THE HIGH-SCHOOL QUESTION. Mr. President, Ladies, and Gentlemen :
I have been invited to read to you a brief paper on High Schools and Secondary Instruction. What I shall say will seem to have almost exclusive reference to the history and character of High Schools in Massachusetts, and of the rights and duties of Massachusetts to give them public support. If one of the free States of the Republic differed essentially from another in so far as rights and duties with reference to its educational institutions are concerned, my arguments would be out of place here.
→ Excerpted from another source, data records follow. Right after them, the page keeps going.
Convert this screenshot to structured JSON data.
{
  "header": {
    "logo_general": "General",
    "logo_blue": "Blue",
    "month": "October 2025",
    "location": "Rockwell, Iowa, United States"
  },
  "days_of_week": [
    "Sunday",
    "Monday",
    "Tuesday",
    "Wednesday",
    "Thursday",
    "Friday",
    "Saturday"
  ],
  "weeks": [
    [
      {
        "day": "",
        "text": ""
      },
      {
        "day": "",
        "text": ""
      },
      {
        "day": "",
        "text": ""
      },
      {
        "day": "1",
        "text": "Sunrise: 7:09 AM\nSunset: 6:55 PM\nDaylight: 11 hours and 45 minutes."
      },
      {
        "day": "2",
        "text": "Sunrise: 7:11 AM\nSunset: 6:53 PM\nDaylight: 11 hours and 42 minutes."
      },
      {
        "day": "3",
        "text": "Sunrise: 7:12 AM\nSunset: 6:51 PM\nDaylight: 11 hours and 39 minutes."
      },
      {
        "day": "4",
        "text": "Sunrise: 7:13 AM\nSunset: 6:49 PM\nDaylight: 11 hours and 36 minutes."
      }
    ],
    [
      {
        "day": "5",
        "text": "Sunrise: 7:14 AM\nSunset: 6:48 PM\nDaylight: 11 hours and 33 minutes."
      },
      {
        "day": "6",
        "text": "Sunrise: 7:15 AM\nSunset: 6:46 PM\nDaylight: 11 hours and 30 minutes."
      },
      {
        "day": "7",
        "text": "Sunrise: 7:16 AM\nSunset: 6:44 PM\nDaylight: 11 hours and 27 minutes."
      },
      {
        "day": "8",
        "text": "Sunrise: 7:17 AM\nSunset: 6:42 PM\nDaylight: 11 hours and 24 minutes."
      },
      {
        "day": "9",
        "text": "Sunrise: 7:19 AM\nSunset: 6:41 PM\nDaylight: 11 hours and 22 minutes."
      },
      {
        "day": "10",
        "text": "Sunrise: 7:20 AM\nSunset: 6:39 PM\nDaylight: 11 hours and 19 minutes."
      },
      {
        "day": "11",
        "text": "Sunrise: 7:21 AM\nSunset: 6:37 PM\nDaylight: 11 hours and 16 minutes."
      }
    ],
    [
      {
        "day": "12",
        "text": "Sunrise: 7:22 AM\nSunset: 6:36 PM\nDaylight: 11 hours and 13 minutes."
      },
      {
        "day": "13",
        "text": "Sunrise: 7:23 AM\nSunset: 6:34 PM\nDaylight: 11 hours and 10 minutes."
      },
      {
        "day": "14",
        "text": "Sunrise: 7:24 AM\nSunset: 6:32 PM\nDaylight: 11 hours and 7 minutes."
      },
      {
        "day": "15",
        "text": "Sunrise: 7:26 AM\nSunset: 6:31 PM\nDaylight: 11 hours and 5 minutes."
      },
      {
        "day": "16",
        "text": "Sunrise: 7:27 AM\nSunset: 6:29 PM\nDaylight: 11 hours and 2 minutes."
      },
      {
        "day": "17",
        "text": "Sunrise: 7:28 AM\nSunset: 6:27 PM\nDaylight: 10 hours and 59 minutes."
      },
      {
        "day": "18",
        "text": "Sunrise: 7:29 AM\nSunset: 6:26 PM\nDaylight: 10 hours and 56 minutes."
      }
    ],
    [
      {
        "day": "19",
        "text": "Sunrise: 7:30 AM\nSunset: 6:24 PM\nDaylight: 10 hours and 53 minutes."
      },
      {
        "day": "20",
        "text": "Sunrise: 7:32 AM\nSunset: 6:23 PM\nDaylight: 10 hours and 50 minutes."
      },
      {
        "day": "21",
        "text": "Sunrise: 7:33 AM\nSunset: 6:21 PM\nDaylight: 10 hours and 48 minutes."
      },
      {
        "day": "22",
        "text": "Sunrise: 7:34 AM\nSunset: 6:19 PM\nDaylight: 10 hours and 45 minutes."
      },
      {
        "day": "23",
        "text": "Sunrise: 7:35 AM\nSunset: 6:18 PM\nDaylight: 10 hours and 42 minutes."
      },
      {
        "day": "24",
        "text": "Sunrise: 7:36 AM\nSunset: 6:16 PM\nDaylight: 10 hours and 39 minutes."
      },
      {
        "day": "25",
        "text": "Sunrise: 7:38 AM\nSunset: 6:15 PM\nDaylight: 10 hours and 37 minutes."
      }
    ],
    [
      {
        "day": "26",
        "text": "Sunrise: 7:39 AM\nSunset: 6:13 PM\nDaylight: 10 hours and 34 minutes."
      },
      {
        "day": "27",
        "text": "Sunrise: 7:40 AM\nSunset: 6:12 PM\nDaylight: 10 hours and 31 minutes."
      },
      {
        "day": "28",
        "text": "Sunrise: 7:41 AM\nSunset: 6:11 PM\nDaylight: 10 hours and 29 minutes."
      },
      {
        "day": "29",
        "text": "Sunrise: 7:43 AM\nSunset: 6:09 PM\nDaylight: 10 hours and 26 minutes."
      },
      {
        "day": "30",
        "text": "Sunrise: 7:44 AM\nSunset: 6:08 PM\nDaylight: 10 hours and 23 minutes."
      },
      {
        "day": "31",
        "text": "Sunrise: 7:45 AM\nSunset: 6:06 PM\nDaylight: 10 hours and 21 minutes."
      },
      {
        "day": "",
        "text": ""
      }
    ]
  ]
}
If the natural rights of individual men were not the same wherever individual men exist, then, my reasons could have only a limited and special significance; but as the destiny of all States and of individuals controlled by self-imposed rules, is determined by the same causes, the particular statements I shall make, and which seem to refer to one State only, may be considered to have a general application. With this caution to my hearers. I will ask them to think of general truths while I describe what in some respects seems to refer to an individual.
In 1642 the colony of Massachusetts Bay, through its representatives in the general court, passed an act enjoining upon the municipal authorities the duty of providing for the education of every child within their respective jurisdictions.
In 1647 every township containing one hundred families or householders was required to maintain a grammar school, whose master should be able to fit the boys for the University. The character of these schools may be inferred from the conditions established in 1642, by President DUNSTER, for admission of boys to Harvard College. The conditions were as follows:—“When any scholar is able to read Tully, or such like classical Latin authors extempore, and make and speak true Latin in verse and prose ‘Suo (ut aiunt) marte,' and decline perfectly the paradigms of nouns